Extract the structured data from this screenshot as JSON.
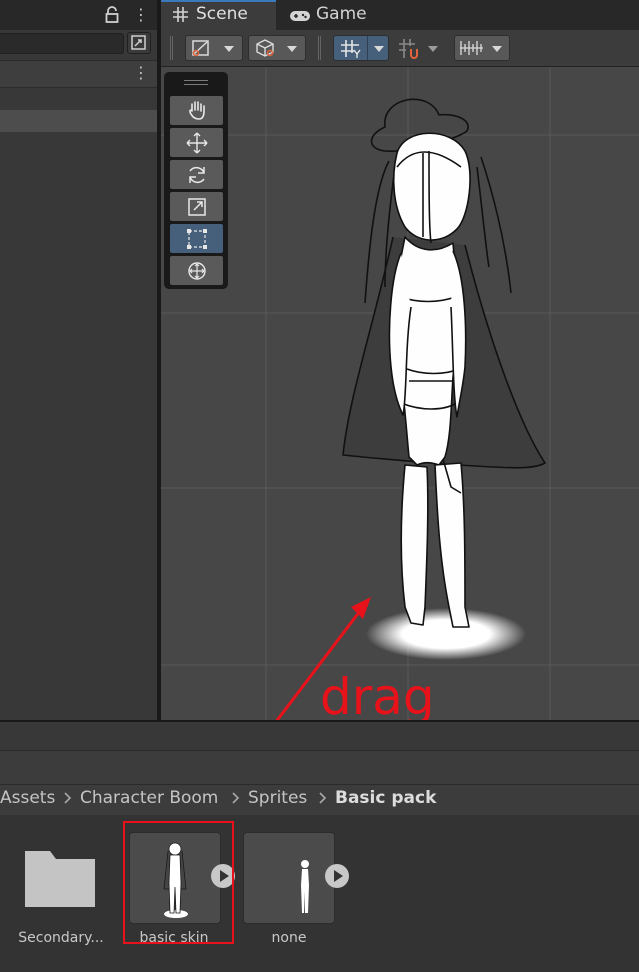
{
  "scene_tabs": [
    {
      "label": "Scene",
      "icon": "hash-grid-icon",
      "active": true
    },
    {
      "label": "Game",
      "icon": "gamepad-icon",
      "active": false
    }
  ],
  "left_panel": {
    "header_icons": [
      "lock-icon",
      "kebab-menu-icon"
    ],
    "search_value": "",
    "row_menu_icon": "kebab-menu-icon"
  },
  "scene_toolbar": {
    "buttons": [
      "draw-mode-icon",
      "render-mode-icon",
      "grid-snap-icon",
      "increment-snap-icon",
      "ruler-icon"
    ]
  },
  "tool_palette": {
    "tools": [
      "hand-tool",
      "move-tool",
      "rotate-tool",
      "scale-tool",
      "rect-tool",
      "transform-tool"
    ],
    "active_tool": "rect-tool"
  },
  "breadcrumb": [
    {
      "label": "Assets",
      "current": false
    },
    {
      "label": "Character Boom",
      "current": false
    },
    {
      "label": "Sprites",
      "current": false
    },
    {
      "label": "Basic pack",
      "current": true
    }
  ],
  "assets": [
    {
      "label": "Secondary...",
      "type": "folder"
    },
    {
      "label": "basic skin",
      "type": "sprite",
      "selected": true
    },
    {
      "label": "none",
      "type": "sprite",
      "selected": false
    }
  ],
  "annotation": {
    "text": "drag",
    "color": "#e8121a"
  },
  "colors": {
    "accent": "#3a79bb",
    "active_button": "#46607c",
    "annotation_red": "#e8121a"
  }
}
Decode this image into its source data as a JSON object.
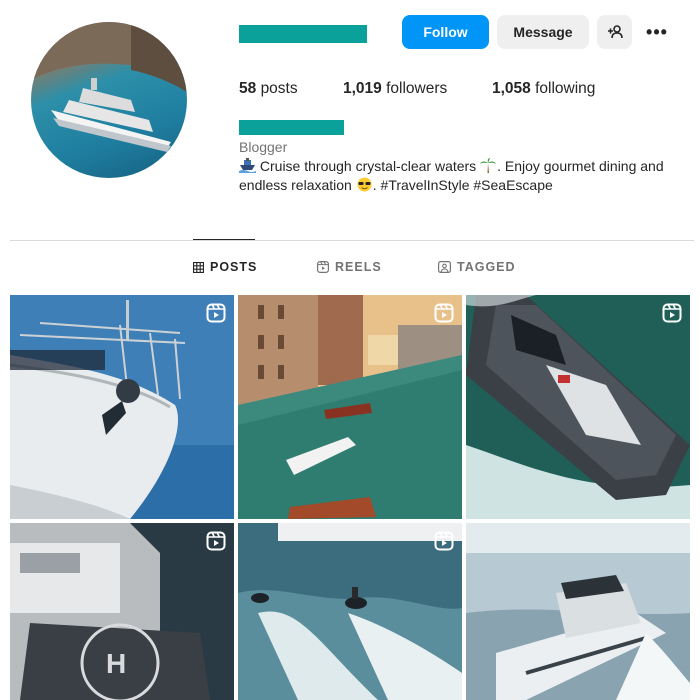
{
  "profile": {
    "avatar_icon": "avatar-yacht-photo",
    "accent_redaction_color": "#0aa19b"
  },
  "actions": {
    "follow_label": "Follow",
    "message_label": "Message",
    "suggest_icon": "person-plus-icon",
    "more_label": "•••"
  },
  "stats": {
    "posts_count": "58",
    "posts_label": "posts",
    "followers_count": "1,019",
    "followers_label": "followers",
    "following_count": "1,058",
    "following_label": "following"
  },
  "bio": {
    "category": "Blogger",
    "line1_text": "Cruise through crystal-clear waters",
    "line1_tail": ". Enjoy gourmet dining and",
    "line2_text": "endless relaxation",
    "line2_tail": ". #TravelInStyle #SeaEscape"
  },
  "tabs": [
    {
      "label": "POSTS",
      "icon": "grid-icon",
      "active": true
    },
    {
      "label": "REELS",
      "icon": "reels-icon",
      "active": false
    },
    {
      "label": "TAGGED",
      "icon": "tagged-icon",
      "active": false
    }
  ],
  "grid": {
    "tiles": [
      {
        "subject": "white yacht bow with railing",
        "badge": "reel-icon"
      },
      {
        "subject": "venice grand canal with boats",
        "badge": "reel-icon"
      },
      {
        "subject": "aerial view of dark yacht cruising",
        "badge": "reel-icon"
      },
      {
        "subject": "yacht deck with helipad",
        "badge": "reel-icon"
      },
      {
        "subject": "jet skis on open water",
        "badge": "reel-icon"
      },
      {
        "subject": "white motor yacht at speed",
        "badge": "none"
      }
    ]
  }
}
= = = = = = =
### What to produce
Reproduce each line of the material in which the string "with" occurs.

### Exercise response
        "subject": "white yacht bow with railing",
        "subject": "venice grand canal with boats",
        "subject": "yacht deck with helipad",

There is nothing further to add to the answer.